Here are some records; copy every line that holds the word "JSON".

Collected data entries
|---|

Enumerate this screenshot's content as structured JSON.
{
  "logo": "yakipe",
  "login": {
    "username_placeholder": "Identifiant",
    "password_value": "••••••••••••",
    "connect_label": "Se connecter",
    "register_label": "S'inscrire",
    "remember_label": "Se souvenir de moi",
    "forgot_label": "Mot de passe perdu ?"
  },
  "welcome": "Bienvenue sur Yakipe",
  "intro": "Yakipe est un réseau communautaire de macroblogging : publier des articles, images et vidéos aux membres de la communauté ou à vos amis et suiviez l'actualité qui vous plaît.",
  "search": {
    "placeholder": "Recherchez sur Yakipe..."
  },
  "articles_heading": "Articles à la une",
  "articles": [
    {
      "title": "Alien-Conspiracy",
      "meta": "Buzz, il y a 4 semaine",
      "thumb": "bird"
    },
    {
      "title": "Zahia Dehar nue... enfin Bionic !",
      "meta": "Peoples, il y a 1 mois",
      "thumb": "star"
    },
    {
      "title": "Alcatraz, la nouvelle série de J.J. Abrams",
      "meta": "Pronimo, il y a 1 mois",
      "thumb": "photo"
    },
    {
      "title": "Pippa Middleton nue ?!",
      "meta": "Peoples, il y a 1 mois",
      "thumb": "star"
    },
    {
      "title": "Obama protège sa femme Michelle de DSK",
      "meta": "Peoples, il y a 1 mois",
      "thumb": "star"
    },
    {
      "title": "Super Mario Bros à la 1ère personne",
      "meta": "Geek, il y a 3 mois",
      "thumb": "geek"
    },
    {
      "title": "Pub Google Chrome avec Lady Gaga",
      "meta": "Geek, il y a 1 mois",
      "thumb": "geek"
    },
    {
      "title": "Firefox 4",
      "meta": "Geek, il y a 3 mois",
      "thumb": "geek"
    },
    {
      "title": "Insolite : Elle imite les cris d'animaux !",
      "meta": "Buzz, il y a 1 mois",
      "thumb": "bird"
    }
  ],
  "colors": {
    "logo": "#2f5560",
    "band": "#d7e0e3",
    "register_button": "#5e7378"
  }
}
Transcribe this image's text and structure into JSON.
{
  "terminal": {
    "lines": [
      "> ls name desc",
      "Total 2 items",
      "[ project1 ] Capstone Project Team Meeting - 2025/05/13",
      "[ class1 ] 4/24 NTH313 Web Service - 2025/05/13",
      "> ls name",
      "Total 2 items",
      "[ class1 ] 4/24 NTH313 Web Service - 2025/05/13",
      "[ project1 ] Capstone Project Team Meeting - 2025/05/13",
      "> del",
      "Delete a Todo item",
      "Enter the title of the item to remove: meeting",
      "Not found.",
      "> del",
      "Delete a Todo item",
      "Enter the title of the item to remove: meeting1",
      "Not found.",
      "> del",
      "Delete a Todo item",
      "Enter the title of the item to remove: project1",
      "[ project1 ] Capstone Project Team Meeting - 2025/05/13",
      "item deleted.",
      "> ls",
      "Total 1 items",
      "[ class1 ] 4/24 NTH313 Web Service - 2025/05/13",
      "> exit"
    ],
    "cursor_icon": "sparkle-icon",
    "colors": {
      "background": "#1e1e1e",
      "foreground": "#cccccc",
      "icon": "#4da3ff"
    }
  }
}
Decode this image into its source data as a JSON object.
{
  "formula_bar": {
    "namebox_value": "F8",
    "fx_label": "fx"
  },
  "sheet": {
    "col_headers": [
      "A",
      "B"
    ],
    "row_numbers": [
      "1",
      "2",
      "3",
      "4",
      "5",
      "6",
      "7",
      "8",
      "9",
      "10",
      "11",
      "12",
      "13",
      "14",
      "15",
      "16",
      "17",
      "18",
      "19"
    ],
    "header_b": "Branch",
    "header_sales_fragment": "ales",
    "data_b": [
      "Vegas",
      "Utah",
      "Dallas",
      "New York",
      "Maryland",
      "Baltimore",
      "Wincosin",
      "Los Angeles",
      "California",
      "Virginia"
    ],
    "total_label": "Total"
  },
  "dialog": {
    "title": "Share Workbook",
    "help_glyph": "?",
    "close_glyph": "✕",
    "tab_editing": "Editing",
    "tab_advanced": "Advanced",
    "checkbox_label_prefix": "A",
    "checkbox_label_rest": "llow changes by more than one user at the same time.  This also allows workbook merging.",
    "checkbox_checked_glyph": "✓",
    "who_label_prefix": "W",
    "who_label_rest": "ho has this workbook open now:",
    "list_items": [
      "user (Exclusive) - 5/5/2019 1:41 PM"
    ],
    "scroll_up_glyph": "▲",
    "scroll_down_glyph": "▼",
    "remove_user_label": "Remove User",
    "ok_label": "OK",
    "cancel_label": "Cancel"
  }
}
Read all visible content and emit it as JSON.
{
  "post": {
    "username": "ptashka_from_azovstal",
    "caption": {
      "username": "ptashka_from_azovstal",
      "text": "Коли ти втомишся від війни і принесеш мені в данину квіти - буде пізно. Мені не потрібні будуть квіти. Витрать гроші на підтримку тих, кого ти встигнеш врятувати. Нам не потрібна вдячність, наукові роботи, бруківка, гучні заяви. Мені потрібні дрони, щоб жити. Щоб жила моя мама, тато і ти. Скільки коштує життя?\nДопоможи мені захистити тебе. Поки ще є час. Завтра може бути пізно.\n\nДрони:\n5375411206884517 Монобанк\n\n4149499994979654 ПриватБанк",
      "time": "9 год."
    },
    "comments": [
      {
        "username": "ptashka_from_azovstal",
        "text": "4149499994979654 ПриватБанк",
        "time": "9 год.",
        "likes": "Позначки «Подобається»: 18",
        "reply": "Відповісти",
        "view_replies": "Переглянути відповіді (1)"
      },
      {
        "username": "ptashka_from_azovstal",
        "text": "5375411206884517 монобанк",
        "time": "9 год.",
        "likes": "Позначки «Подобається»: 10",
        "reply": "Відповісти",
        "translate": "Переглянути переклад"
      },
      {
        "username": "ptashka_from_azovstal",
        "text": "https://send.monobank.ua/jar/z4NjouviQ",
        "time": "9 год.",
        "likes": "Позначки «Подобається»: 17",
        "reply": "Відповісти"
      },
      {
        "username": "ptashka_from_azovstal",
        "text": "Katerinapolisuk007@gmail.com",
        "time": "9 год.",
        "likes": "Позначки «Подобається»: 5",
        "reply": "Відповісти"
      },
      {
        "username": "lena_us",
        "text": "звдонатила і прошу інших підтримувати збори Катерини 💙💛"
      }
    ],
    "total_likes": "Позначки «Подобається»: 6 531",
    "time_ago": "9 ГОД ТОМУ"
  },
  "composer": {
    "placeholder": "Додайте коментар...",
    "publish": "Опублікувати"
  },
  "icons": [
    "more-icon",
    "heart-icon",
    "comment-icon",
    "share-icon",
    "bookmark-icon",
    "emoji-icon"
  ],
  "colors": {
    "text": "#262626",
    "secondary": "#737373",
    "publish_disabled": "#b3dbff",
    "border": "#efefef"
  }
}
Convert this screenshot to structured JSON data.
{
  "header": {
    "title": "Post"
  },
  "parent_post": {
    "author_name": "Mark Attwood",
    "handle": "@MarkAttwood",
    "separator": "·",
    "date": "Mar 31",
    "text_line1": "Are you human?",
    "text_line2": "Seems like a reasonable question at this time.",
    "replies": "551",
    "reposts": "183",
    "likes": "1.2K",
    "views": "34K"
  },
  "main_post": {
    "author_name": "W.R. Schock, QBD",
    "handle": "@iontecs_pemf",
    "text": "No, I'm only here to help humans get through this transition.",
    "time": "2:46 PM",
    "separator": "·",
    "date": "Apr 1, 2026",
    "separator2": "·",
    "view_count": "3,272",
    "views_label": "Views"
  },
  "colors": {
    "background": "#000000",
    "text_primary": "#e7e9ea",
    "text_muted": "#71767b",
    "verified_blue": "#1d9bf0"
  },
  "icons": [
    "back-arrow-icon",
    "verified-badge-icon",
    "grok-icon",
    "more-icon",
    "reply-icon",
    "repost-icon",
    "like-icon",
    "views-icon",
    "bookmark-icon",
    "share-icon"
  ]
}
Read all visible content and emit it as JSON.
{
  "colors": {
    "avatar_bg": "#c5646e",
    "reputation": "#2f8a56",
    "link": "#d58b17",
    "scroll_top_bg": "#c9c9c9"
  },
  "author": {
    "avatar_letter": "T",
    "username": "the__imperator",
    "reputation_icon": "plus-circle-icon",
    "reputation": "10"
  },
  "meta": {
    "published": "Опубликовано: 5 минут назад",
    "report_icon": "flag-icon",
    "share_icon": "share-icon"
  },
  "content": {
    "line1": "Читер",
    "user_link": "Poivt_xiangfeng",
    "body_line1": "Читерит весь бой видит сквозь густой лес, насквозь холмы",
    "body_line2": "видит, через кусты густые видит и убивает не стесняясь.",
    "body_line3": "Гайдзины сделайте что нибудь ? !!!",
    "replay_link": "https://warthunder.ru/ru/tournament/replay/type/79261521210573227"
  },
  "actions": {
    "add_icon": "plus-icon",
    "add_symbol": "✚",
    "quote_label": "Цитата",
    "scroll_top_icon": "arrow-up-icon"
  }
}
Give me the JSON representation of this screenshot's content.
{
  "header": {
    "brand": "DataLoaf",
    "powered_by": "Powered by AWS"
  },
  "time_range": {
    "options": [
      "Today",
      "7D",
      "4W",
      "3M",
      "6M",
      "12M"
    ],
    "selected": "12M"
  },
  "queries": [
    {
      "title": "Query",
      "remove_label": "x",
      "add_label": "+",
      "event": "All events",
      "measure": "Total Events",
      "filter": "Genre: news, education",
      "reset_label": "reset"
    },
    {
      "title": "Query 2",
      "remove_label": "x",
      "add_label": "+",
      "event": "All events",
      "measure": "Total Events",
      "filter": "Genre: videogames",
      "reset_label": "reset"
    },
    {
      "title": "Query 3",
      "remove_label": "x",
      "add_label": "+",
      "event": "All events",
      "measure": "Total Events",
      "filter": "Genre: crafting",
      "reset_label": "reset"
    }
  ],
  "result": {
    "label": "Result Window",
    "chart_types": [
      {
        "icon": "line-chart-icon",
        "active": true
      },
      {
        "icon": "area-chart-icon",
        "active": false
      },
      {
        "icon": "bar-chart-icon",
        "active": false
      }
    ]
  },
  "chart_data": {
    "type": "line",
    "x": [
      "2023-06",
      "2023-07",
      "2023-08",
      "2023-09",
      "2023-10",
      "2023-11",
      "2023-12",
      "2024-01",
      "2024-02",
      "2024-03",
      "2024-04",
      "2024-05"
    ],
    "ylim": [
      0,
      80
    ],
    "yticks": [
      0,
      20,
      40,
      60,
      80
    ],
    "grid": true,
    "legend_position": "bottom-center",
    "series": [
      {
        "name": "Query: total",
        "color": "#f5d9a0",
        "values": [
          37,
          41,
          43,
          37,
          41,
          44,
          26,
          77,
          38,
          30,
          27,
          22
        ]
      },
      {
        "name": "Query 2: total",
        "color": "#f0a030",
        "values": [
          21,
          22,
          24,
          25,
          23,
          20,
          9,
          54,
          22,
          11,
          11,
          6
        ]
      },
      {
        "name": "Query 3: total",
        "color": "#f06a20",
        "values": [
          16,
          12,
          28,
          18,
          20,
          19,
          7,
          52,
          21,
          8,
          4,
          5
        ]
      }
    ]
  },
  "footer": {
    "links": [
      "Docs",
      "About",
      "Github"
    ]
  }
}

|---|

→ WRITTEN ANSWER:
Enumerate this screenshot's content as structured JSON.
Transcribe this image's text and structure into JSON.
Decode this image into its source data as a JSON object.
Read all visible content and emit it as JSON.
Convert this screenshot to structured JSON data.
Read all visible content and emit it as JSON.
Give me the JSON representation of this screenshot's content.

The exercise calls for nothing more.